Due to the uncertainties, the Huskies were picked 11th in the Pac-12 preseason media poll. 

“It doesn’t matter about preseason rankings,” Hopkins said. “We’re worried about postseason rankings. Where are we at the end of the year. Some guy had us 13th in a league of 12. I’ve never seen that before. That’s good. We talk about grit and having a chip on your shoulder, we got a bunch of guys like that and that’s really exciting.” 

Hopkins, who is in the third year of a six-year, $17.5 million deal, may also be coaching for his job. After this season, he’s guaranteed $9.3 million on a deal that expires in 2025. 

The embattled coach likens this group of Huskies to his Montlake arrival when he took over a team that was 9-22 the previous season and posted records of 21-13 and 27-9 respectively the next two years. 

“It’s so exciting,” Hopkins said. “Coaching anything is just really exciting because you got a group of guys and the newness is good too. You want to go out with guys that you can depend on. You want to go out with guys with a like mindset. That’s what it’s all about. It’s not where you start it’s where you finish.  
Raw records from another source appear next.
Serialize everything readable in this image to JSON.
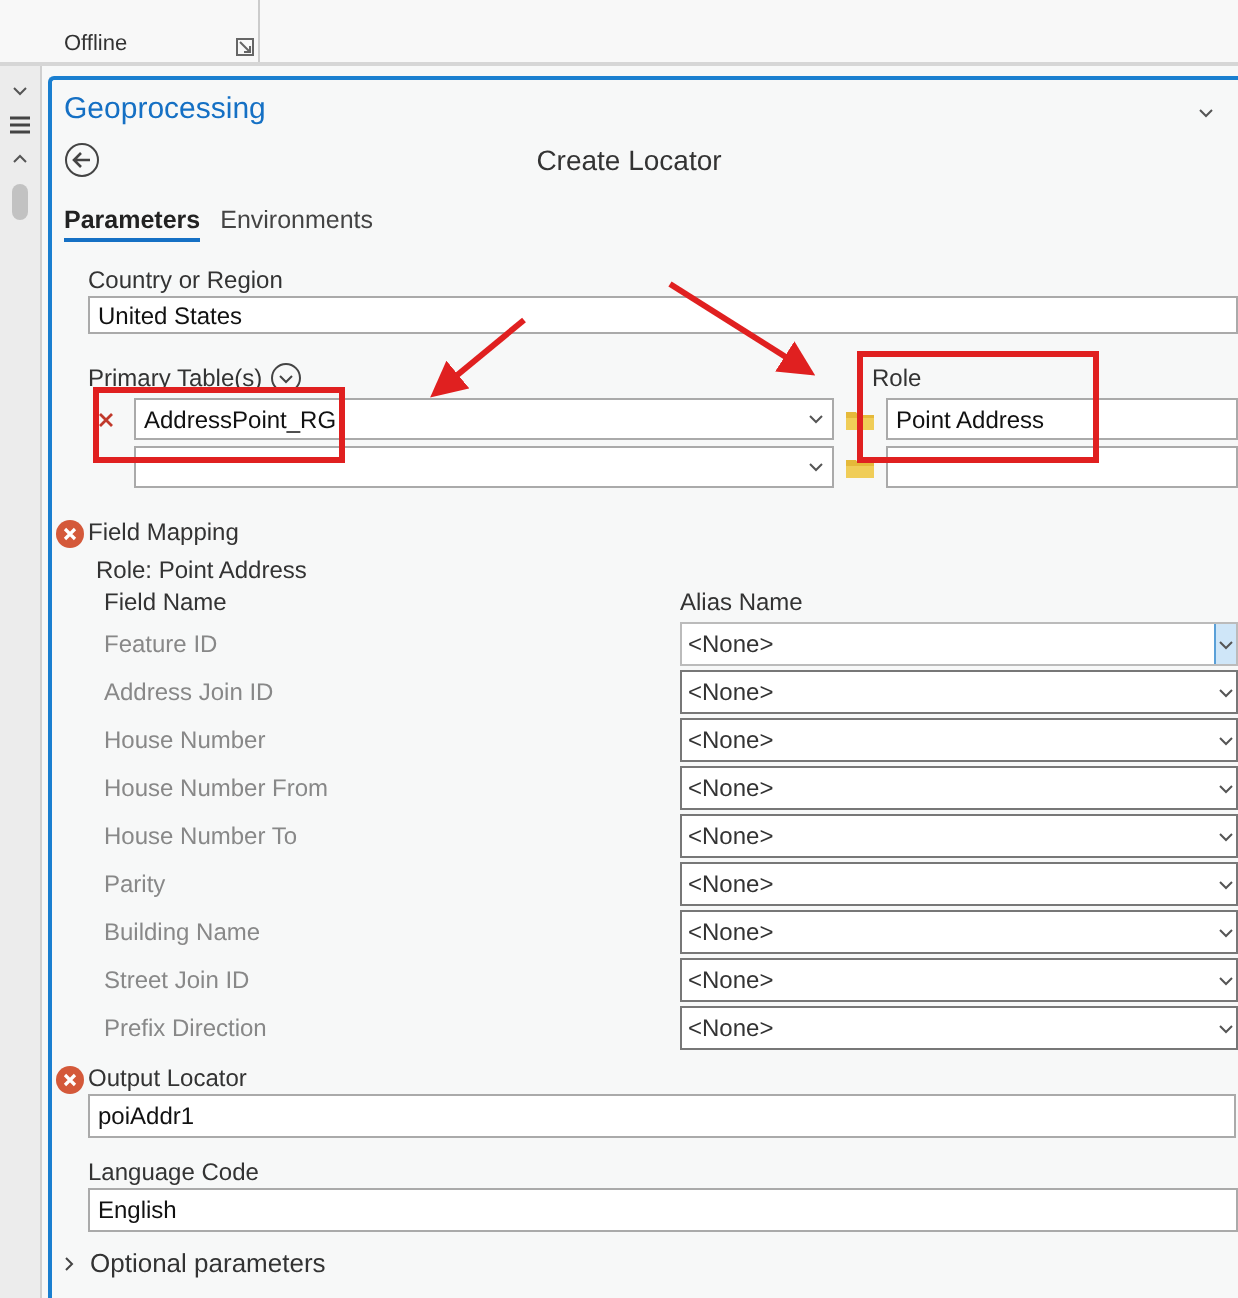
{
  "ribbon": {
    "group_label": "Offline"
  },
  "panel": {
    "title": "Geoprocessing",
    "tool_title": "Create Locator"
  },
  "tabs": [
    {
      "label": "Parameters",
      "selected": true
    },
    {
      "label": "Environments",
      "selected": false
    }
  ],
  "country": {
    "label": "Country or Region",
    "value": "United States"
  },
  "primary_tables": {
    "label": "Primary Table(s)",
    "role_label": "Role",
    "rows": [
      {
        "table": "AddressPoint_RG",
        "role": "Point Address",
        "removable": true
      },
      {
        "table": "",
        "role": "",
        "removable": false
      }
    ]
  },
  "field_mapping": {
    "label": "Field Mapping",
    "error": true,
    "role_caption": "Role: Point Address",
    "col_field": "Field Name",
    "col_alias": "Alias Name",
    "rows": [
      {
        "field": "Feature ID",
        "alias": "<None>",
        "focused": true
      },
      {
        "field": "Address Join ID",
        "alias": "<None>",
        "focused": false
      },
      {
        "field": "House Number",
        "alias": "<None>",
        "focused": false
      },
      {
        "field": "House Number From",
        "alias": "<None>",
        "focused": false
      },
      {
        "field": "House Number To",
        "alias": "<None>",
        "focused": false
      },
      {
        "field": "Parity",
        "alias": "<None>",
        "focused": false
      },
      {
        "field": "Building Name",
        "alias": "<None>",
        "focused": false
      },
      {
        "field": "Street Join ID",
        "alias": "<None>",
        "focused": false
      },
      {
        "field": "Prefix Direction",
        "alias": "<None>",
        "focused": false
      }
    ]
  },
  "output_locator": {
    "label": "Output Locator",
    "error": true,
    "value": "poiAddr1"
  },
  "language_code": {
    "label": "Language Code",
    "value": "English"
  },
  "optional_parameters": {
    "label": "Optional parameters",
    "expanded": false
  }
}
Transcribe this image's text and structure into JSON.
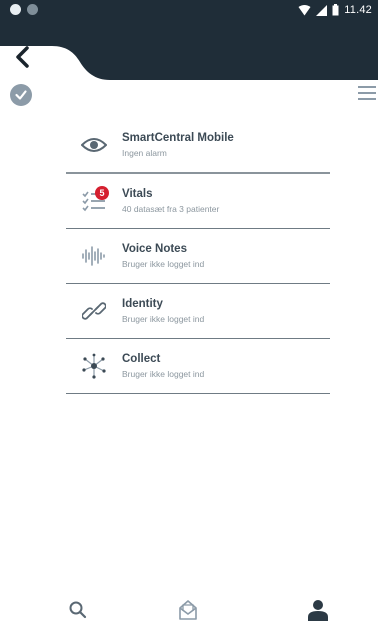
{
  "statusbar": {
    "time": "11.42"
  },
  "menu": {
    "items": [
      {
        "icon": "eye-icon",
        "title": "SmartCentral Mobile",
        "subtitle": "Ingen alarm"
      },
      {
        "icon": "checklist-icon",
        "title": "Vitals",
        "subtitle": "40 datasæt fra 3 patienter",
        "badge": "5"
      },
      {
        "icon": "soundwave-icon",
        "title": "Voice Notes",
        "subtitle": "Bruger ikke logget ind"
      },
      {
        "icon": "link-icon",
        "title": "Identity",
        "subtitle": "Bruger ikke logget ind"
      },
      {
        "icon": "network-icon",
        "title": "Collect",
        "subtitle": "Bruger ikke logget ind"
      }
    ]
  },
  "colors": {
    "header": "#1f2d38",
    "badge": "#d51f2f",
    "text": "#3c4a55",
    "subtext": "#8c979f",
    "icon": "#8c9ba8"
  },
  "bottom_nav": [
    "search-icon",
    "inbox-icon",
    "person-icon"
  ]
}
“I remember our first year when we played Virginia Tech and we were teaching them and we lose by 36. It was like a firestorm and had to fly back from New York. We get back thinking the world is going to end and two weeks later we knocked off Kansas. That’s the thing about coaching, it’s a process. When you got guys that have experience, they have a tendency to have a higher learnability. It’s just exciting. That’s why you do it. You do it to see what you can pull out of these guys. So I can’t wait to get started tomorrow night and get to that first step.”